clock menu more-arrow no yes

Filed under:

Guru, The

Some advice for your spiritual well-being: Avoid "The Guru."

What starts as a promising transplantation of India's Bollywood musical fantasy to America quickly devolves into a predictable, lame comedy of errors, secrets and lies.

Heather Graham and Jimi Mistry have minimal romantic chemistry as lovers in this well-intentioned but half-witted romance. They come across as a couple of mushy puppy dogs ill-suited to what's meant as a racy romp focusing on the porn industry, focusing on a supposed sage who preaches sexual openness as the key to self-awareness.

"The Guru" stars Mistry as Ramu Gupta, a dance teacher who leaves India in search of stardom in the United States. The movie's opening segment cleverly presents Ramu's boyhood captivation with American culture — the bored boy sneaks out of a campy Indian movie musical to rapturously watch John Travolta belt out a number in "Grease" in a nearby theater.

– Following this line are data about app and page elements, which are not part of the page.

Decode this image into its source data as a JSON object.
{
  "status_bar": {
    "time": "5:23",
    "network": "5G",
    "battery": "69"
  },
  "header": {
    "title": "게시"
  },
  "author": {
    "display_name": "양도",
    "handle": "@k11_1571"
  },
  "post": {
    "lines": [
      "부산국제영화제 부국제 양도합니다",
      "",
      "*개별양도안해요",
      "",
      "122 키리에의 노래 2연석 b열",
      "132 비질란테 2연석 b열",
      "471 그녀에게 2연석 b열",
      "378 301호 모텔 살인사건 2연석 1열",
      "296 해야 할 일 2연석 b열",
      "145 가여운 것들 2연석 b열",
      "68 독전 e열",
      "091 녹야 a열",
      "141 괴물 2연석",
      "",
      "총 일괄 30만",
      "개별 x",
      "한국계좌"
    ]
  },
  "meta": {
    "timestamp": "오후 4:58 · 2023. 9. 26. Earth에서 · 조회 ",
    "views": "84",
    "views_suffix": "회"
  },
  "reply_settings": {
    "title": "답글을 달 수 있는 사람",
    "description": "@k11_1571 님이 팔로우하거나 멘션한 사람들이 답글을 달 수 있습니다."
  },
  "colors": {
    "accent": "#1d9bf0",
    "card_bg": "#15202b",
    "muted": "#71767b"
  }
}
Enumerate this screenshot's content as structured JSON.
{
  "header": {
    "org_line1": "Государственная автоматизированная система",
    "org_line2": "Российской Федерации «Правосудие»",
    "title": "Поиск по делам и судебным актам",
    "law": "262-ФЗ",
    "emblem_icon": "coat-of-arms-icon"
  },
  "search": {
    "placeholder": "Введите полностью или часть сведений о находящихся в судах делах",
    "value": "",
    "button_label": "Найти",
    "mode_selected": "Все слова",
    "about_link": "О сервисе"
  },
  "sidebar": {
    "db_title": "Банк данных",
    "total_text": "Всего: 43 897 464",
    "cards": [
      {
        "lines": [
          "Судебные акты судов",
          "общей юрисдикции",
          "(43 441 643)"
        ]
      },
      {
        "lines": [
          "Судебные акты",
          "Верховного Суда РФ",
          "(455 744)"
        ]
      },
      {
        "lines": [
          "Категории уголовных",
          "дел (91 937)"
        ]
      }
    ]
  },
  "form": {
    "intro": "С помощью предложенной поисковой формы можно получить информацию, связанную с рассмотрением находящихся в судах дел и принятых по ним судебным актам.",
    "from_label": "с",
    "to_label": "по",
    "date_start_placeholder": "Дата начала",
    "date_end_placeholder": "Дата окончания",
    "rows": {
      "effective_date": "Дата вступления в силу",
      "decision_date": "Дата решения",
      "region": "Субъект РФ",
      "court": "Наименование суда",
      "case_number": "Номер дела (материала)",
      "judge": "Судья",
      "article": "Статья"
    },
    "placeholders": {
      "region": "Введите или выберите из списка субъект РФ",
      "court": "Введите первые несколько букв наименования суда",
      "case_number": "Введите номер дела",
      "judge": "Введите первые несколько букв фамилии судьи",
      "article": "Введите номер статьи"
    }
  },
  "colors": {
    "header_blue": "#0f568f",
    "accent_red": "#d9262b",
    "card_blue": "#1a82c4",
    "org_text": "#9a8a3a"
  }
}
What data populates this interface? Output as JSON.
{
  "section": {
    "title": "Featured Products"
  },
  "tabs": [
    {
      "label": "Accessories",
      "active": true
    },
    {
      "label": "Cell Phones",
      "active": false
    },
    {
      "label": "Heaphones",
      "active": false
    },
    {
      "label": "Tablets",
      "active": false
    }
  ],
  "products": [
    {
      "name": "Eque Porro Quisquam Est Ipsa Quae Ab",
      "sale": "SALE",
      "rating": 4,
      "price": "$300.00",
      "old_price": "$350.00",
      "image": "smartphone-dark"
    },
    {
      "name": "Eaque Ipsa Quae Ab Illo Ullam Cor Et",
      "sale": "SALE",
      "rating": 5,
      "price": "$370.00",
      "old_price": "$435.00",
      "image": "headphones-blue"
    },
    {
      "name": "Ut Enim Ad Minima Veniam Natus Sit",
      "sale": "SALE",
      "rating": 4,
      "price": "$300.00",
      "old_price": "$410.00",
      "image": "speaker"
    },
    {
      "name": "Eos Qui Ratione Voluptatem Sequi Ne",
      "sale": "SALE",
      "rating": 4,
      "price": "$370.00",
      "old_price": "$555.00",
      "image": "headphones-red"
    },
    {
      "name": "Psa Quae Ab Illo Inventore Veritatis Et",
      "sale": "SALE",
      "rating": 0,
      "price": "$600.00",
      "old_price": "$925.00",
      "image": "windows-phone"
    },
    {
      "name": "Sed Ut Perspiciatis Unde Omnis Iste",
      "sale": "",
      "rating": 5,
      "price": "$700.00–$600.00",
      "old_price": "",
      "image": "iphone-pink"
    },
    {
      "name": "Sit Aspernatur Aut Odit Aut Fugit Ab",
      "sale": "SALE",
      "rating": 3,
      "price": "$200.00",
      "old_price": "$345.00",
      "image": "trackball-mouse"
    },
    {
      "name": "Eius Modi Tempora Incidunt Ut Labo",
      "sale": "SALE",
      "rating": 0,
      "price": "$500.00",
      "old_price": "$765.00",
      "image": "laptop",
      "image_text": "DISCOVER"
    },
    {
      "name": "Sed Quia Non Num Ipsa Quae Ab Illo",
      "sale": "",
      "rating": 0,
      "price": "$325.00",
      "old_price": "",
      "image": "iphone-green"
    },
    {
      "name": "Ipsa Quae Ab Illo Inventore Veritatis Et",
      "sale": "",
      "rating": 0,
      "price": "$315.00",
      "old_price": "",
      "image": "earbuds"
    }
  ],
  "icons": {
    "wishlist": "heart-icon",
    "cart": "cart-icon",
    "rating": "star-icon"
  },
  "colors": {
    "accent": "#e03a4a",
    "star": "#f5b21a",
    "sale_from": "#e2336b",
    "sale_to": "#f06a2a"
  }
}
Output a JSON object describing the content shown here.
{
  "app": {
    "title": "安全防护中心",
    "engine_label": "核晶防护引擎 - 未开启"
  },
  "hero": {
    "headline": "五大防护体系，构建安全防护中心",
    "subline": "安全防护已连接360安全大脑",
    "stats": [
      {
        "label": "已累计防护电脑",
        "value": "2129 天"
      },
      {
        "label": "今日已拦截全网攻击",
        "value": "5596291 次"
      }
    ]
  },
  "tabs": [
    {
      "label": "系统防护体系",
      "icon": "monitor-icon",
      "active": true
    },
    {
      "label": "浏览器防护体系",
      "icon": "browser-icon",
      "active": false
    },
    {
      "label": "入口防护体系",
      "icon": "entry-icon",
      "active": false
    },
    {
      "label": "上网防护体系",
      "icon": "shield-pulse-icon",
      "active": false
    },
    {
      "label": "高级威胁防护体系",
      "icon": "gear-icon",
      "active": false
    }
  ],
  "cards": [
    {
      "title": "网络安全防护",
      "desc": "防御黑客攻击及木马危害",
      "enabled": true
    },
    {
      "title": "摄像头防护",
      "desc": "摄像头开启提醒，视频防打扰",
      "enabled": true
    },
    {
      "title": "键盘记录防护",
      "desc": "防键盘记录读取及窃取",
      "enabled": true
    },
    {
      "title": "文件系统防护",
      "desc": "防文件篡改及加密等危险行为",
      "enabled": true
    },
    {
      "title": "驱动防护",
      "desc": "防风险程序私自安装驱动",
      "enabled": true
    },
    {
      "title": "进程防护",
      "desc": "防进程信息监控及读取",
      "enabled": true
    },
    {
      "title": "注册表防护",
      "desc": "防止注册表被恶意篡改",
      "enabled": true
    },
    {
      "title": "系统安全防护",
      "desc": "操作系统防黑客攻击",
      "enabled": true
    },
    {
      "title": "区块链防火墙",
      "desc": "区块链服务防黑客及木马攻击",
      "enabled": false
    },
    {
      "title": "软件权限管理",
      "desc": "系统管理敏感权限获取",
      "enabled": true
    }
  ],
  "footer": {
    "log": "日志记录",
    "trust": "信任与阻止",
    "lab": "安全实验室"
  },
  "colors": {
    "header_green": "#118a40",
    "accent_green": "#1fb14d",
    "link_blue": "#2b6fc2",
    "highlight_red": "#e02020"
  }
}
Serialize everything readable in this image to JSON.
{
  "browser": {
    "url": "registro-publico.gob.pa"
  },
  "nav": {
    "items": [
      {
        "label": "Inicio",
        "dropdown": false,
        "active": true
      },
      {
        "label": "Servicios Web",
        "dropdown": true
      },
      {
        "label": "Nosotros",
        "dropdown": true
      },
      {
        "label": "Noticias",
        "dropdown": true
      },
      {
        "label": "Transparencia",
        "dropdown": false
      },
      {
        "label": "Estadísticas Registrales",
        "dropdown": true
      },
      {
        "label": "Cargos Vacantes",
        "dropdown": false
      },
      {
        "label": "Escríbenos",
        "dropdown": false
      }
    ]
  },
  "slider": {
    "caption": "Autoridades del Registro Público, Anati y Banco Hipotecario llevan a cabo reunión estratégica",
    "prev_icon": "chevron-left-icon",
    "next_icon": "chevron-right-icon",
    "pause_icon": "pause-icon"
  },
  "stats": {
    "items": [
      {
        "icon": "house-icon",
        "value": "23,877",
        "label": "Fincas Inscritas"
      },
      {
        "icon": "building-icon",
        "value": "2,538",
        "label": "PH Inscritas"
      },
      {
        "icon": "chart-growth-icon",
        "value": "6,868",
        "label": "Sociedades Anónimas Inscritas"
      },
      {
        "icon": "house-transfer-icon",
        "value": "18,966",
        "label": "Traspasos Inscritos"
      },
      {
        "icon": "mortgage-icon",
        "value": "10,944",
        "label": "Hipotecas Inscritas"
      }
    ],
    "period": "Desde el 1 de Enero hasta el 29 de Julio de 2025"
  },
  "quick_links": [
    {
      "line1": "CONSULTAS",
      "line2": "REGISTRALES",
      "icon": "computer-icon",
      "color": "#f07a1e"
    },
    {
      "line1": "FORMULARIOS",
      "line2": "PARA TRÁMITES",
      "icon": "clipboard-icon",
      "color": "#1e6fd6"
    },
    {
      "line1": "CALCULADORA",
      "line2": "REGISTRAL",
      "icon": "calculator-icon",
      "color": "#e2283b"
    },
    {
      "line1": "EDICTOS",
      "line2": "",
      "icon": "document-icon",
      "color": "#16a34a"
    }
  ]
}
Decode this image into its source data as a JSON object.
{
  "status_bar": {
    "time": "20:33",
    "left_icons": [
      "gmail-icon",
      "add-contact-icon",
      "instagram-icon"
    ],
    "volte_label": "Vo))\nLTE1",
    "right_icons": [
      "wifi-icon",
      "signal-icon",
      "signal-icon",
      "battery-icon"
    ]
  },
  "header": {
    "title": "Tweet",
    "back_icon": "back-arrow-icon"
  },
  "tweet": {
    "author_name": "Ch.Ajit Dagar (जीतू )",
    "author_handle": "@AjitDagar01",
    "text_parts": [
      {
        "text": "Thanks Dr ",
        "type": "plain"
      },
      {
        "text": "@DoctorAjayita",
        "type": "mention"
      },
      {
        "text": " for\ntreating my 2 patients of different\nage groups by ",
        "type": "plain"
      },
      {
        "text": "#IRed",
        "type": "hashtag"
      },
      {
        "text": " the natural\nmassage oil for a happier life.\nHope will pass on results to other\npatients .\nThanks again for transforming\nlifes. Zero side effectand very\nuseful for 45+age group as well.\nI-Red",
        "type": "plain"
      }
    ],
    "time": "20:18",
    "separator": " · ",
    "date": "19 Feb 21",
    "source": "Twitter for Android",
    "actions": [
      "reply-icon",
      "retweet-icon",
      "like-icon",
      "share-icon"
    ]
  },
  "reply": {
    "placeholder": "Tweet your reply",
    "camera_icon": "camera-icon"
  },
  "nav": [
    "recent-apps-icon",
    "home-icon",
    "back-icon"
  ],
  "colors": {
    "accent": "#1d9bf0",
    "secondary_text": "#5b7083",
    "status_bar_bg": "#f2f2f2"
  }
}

That's the highlight of "The Guru," which goes downhill from there as the grown-up Ramu takes residence with three fellow immigrants in a squalid apartment and works as a waiter in an Indian restaurant, whining that all he wants is his fair shot to make it big in America.

Looking for an acting break, Ramu lands the lead in an X-rated flick opposite perky porn star Sharrona (Graham), who offers blathering new-age sexual advice. When his porn career is derailed, Ramu stumbles into a gig replacing a drunken swami hired by a socialite (Christine Baranski) to entertain guests at a birthday bash for her dopey daughter, Lexi (Marisa Tomei). On the spot to deliver spiritual wisdom, Ramu parrots Sharrona's new age babble, which wows the crowd and launches him on a career as Manhattan's hottest new guru.

There's never a doubt as to where "The Guru" is headed. And despite the odd decent moment, including a funny walk-on by Rob Morrow as a cheery agent, the path traveled by "The Guru" is anything but enlightening.

"The Guru" is rated R for strong sexual content, including dialogue and language. Running time: 94 minutes.